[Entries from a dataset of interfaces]
- - - - - - -

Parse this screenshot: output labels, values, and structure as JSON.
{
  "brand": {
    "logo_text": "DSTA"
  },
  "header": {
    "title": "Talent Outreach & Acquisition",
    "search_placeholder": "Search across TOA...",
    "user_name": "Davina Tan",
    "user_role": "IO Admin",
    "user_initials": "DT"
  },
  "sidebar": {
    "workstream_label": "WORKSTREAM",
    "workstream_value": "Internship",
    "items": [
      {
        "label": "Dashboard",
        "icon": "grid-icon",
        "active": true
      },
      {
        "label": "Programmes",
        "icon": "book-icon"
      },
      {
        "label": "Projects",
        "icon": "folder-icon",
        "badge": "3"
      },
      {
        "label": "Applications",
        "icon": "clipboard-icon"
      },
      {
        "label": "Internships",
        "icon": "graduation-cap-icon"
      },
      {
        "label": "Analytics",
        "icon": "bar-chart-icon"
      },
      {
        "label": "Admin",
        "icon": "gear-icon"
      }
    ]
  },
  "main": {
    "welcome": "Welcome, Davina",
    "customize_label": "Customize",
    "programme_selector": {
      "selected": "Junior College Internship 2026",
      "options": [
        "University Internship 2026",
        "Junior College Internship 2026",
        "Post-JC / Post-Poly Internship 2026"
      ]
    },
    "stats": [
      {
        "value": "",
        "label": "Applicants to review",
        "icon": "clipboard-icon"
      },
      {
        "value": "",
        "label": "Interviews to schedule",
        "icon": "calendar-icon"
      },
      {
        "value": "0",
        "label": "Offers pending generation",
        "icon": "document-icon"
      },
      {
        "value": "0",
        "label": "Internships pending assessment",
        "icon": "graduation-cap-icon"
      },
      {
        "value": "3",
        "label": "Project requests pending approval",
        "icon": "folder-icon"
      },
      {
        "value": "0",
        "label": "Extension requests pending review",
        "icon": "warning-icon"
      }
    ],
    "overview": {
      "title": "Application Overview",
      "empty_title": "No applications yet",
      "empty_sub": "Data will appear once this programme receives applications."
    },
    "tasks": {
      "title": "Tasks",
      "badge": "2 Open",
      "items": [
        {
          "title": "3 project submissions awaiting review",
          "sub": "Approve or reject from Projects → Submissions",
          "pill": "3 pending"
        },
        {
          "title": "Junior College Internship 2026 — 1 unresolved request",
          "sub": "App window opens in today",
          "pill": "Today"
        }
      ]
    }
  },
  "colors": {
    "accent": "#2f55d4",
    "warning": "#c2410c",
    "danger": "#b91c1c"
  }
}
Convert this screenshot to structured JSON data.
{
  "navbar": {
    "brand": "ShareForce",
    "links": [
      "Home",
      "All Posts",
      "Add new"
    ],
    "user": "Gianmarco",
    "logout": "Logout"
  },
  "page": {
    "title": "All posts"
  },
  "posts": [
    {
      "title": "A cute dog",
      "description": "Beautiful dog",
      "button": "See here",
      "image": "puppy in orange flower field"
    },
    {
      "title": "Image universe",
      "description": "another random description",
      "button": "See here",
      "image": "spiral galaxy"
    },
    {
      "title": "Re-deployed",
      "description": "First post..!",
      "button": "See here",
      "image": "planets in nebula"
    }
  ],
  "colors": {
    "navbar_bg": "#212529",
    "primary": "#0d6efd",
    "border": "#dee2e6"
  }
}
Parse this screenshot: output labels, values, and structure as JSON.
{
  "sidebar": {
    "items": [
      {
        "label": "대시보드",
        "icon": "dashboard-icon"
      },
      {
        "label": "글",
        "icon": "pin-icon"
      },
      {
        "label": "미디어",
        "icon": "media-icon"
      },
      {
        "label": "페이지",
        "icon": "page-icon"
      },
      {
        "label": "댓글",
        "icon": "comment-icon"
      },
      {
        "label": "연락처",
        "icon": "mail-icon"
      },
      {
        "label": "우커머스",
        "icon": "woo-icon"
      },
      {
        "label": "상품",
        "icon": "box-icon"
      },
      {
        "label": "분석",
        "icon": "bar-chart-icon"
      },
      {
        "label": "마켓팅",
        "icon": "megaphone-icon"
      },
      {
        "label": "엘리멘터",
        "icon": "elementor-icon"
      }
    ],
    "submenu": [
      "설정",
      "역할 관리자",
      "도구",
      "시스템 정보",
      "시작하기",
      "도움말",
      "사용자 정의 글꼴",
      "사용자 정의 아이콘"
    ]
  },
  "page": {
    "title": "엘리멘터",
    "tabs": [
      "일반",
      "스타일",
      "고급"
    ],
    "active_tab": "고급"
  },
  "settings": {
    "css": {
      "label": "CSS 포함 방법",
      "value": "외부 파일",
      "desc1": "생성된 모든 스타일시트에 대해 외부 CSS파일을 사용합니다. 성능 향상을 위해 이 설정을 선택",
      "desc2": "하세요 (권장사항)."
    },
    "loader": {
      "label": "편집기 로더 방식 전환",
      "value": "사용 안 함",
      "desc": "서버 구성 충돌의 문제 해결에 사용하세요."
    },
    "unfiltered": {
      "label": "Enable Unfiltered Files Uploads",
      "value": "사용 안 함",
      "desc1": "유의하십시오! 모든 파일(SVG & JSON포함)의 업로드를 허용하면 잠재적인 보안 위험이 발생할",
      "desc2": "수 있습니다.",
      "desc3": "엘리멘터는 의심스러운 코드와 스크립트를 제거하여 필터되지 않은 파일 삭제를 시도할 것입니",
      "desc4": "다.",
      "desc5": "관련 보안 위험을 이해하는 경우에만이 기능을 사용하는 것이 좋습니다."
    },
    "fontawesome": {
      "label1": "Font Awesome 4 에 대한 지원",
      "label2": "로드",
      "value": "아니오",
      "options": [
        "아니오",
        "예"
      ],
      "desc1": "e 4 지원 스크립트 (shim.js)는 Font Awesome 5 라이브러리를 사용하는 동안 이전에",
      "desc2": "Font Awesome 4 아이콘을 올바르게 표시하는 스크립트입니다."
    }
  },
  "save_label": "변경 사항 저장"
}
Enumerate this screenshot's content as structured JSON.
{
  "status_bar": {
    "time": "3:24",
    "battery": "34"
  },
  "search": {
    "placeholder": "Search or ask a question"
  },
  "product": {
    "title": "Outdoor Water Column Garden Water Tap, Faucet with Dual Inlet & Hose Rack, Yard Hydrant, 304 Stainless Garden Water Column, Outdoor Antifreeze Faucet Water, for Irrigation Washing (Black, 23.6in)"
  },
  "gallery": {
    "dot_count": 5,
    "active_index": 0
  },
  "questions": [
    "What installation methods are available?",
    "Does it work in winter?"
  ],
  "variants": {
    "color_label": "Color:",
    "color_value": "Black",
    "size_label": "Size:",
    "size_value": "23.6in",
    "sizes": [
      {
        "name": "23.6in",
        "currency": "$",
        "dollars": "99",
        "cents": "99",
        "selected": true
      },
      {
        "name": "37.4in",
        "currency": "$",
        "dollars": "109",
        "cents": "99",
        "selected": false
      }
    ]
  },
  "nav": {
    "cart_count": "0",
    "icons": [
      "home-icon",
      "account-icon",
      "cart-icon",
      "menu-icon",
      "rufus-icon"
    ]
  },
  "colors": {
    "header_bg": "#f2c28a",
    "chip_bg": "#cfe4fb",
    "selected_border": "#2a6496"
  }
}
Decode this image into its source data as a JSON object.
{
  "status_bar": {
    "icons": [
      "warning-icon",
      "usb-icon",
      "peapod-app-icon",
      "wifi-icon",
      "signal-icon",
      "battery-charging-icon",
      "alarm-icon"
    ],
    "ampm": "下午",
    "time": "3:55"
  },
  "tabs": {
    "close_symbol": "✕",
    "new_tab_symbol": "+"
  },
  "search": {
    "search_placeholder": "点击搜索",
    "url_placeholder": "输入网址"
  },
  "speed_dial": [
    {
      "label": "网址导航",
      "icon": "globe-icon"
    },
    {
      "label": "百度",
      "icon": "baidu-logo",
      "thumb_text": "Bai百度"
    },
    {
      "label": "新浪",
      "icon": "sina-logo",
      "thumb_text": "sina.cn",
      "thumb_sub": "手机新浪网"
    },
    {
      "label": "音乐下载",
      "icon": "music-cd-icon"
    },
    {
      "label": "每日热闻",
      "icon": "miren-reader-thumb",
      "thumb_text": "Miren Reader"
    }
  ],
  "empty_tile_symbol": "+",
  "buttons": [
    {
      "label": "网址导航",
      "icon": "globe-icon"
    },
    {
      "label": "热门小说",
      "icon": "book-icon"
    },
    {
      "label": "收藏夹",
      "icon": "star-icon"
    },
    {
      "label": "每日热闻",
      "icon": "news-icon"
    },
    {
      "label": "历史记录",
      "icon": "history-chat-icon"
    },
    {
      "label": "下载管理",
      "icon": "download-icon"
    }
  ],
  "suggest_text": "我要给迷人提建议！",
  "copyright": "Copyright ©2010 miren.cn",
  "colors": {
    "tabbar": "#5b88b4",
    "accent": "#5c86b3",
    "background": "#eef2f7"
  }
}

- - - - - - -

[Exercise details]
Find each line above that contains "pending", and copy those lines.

[Answer to the exercise]
        "label": "Offers pending generation",
        "label": "Internships pending assessment",
        "label": "Project requests pending approval",
        "label": "Extension requests pending review",
          "pill": "3 pending"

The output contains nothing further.